Part 2 (Panel 1): Advocates Sarah Ludwig, (New Economy Project-NYC) and Alexis Goldstein (Other98.org (link is external)) w/ Frank Pasquale and Ed Mierzwinski, USPIRG Education Fund
https://www.youtube.com/watch?v=yH5YNPBsEAQ (link is external)
Part 3 (Panel 2) : Regulators Jessica Rich (FTC) and Peggy Twohig (CFPB) w/ Frank Pasquale and Jeff Chester, Center for Digital Democracy
https://www.youtube.com/watch?v=-tgnf0nsBrM (link is external)
About this project: American consumers face new challenges and opportunities to their financial security as our economy is transformed by the convergence of digital media with “Big Data” technologies.
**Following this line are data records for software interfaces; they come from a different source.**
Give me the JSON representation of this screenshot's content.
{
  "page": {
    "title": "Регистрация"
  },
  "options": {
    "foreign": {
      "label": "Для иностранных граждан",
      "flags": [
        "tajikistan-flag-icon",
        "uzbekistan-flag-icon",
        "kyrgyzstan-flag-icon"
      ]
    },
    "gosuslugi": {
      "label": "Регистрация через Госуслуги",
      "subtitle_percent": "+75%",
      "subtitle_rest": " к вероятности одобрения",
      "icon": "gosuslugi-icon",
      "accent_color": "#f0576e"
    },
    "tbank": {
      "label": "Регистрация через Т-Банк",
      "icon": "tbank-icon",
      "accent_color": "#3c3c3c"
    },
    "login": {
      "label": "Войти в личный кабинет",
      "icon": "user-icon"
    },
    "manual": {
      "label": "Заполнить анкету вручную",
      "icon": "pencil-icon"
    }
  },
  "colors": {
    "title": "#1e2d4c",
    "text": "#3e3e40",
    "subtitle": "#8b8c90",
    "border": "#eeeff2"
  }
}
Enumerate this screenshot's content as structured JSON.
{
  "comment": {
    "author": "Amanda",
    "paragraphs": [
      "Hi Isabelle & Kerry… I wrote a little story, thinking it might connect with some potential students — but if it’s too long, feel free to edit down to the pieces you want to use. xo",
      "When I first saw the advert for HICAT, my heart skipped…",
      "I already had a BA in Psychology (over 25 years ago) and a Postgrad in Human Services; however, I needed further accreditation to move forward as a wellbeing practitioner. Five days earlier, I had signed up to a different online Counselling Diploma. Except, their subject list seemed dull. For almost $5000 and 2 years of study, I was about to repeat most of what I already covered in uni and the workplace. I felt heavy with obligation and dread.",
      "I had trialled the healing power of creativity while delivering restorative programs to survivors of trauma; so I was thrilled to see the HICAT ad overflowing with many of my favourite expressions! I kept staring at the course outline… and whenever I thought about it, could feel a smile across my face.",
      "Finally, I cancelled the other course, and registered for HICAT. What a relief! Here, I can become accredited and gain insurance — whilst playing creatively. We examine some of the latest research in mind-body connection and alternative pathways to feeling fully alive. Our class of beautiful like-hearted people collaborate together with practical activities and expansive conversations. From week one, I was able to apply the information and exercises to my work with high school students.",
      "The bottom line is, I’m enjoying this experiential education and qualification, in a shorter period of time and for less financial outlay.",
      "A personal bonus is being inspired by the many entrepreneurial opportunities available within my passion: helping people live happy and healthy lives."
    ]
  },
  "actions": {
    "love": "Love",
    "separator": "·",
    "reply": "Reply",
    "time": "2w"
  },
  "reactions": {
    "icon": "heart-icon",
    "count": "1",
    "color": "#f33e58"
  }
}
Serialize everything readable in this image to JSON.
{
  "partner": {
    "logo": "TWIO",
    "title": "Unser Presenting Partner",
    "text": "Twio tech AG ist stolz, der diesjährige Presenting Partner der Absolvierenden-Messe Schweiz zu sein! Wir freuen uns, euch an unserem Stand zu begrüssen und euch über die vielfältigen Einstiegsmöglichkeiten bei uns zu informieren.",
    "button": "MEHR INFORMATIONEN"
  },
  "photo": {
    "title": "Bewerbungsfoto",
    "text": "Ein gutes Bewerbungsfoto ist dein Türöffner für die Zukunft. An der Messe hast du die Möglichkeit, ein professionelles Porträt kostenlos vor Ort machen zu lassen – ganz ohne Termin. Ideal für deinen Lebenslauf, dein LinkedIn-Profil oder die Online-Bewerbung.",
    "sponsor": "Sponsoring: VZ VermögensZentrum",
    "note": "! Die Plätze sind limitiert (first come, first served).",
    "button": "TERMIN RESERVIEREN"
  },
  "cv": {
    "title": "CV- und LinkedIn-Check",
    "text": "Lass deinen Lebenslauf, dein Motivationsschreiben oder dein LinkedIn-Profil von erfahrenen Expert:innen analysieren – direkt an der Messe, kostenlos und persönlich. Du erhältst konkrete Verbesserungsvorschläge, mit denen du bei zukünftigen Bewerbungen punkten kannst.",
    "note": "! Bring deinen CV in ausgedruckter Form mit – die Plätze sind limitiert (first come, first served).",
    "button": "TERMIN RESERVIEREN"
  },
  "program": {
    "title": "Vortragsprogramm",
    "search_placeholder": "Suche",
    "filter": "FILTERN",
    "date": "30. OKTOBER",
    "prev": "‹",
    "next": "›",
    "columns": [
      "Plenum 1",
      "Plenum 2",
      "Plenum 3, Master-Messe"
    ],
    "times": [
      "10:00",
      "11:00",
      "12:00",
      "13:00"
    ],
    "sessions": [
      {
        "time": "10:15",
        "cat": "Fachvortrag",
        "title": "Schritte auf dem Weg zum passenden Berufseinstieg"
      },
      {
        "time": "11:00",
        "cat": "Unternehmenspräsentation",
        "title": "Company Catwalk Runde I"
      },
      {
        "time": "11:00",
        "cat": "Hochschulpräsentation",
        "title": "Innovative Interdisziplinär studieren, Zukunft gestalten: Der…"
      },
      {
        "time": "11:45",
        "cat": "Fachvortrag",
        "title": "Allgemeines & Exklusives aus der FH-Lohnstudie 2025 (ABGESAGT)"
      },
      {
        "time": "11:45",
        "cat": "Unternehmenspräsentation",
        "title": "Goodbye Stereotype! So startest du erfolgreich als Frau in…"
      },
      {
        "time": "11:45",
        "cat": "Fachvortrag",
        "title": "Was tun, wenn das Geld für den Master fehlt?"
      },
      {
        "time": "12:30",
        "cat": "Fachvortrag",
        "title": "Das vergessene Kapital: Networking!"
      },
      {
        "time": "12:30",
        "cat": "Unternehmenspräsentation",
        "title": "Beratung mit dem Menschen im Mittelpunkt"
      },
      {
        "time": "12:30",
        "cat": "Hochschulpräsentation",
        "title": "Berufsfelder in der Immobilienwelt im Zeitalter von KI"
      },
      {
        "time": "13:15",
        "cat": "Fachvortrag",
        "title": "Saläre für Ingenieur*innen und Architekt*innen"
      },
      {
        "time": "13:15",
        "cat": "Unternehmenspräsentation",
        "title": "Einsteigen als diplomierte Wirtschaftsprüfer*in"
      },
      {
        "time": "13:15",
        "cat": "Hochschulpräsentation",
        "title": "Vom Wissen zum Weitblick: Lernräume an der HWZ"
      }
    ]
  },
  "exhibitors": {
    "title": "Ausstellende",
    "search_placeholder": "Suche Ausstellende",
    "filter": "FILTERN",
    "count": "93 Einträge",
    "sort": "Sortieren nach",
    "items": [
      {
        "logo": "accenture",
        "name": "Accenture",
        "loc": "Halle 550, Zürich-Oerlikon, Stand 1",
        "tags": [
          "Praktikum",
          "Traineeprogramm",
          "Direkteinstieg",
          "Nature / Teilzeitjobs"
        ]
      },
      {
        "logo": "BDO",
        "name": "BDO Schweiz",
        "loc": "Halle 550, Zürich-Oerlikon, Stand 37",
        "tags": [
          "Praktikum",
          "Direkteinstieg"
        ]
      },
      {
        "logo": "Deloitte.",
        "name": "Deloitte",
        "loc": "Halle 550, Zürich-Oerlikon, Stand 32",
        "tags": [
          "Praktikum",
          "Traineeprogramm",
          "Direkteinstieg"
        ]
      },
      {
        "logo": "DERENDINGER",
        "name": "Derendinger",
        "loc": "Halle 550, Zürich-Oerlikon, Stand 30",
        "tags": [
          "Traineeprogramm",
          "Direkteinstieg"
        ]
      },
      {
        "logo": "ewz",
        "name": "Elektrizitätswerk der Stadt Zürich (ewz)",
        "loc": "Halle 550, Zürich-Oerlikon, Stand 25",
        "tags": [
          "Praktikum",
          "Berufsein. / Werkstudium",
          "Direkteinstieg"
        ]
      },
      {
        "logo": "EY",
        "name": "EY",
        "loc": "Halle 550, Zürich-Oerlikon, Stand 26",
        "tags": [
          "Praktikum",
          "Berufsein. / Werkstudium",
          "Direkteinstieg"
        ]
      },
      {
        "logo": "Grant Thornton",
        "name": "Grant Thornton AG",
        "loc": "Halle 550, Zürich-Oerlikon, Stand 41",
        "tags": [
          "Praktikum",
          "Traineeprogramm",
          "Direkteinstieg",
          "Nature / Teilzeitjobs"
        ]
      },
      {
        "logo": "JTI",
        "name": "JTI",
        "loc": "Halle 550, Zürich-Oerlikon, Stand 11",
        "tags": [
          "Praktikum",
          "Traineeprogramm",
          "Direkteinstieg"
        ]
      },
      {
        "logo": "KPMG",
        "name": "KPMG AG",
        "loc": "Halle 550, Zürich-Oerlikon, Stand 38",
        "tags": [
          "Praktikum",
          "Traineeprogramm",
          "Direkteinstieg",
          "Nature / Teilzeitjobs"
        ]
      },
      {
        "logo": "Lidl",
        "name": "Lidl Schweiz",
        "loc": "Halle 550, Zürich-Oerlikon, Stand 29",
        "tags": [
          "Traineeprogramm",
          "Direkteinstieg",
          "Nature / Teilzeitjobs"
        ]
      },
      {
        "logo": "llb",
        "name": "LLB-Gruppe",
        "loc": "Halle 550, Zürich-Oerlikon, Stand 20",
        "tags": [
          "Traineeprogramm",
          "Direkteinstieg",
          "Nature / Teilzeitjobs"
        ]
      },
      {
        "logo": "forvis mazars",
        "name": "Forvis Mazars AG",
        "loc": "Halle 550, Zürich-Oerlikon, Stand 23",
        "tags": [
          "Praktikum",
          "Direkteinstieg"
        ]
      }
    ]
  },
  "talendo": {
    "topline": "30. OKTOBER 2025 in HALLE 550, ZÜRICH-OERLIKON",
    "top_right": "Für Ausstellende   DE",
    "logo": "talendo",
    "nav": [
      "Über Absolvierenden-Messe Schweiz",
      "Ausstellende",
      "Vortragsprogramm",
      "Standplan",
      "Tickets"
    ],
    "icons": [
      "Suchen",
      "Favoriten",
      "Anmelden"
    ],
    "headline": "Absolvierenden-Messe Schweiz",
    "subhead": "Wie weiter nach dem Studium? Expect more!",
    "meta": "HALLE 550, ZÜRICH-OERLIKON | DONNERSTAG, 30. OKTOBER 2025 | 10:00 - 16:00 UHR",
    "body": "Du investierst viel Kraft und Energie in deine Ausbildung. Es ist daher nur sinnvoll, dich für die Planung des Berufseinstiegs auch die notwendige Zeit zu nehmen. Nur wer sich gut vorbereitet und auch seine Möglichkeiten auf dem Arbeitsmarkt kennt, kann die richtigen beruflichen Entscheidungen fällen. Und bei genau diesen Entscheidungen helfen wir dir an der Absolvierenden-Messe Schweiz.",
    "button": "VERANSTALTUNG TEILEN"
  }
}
Our use of mobile phones, social media, “apps,” and other online tools have created new ways for us to spend, save and borrow money. Powerful forces are at work, however, that can undermine a consumer’s ability to make the best choices and may place those already financially at risk even more vulnerable. The digital data-driven economy continually gathers vast amounts of information on individuals, online and offline, which is used to create a “profile” about our spending habits, behavior and our geo-location. These profiles can be “scored”—an invisible measure known only to the marketer and data brokers—that can determine whether we are offered high interest credit cards, payday and for-profit college loans and even what we may pay at retail and grocery stores. The uses of the information can be positive or, absent any regulation or meaningful protections, lead to discrimination, price manipulation or denied opportunity.
Our collected personal information is merged into an ever-expanding database of information that enables firms we may know about and many others we don’t know to engage in personalized high-tech marketing and advertising practices designed to get us—and our families—to continually spend more money. In today’s online world, a consumer can be targeted for offers nearly 24/7, whether we use a mobile phone, computer, or while watching TV.
American consumers do not have meaningful safeguards for these data analytics and digital marketing practices, including both protecting their privacy and preventing misuse of their information to deny economic opportunity. USPIRG Education Fund (link is external) and the Center for Digital Democracy are working together to ensure that consumers are treated fairly by this new digital “wild west” financial marketplace.
Case Studies and Reports:
- Online Lead Generation: What You Need to Know to Protect Yourself from Companies in the Business of Secretly Selling You to Predatory Payday and Other Short-term Loan Companies (link is external) (May 2015)
- Private For-Profit Colleges and Online Lead Generation: Private Universities Use Digital Marketing to Target Prospects, Including Veterans, via the Internet (link is external) (May 2015)
- Big Data Means Big Opportunities and Big Challenges: Promoting Financial Inclusion and Consumer Protection in the “Big Data” Financial Era (link is external) (March 2014)
Law Review Articles:
Selling Consumers Not Lists: The New World of Digital Decision-Making and the Role of the Fair Credit Reporting Act (link is external), Suffolk University Law Review, (December 2013)
Available Video and Webinar Presentations:
Video archive (link is external) of the “Data, Lending, and Civil Rights” conference at Georgetown University, 8 April 2015, (agenda and information (link is external)) sponsored by Americans for Financial Reform, The Leadership Conference Education Fund and the Center on Privacy and Technology at Georgetown Law. (Ed Mierzwinski’s panel begins at approximately 2h 45m and Ed’s main remarks at approximately 3h 2m 30sec.)
USPIRG Education Fund and Center for Digital Democracy acknowledge the support of the Ford Foundation, the Annie E. Casey Foundation, the Rose Foundation for Communities and the Environment and the Digital Trust Foundation for support of our research and education work on data and financial opportunity. We thank them for their support but acknowledge that the work, events, reports and investigations are those of the authors and organizations alone, and do not necessarily reflect the opinions of the Foundations.
This work is licensed under a Creative Commons Attribution 4.0 International License (link is external)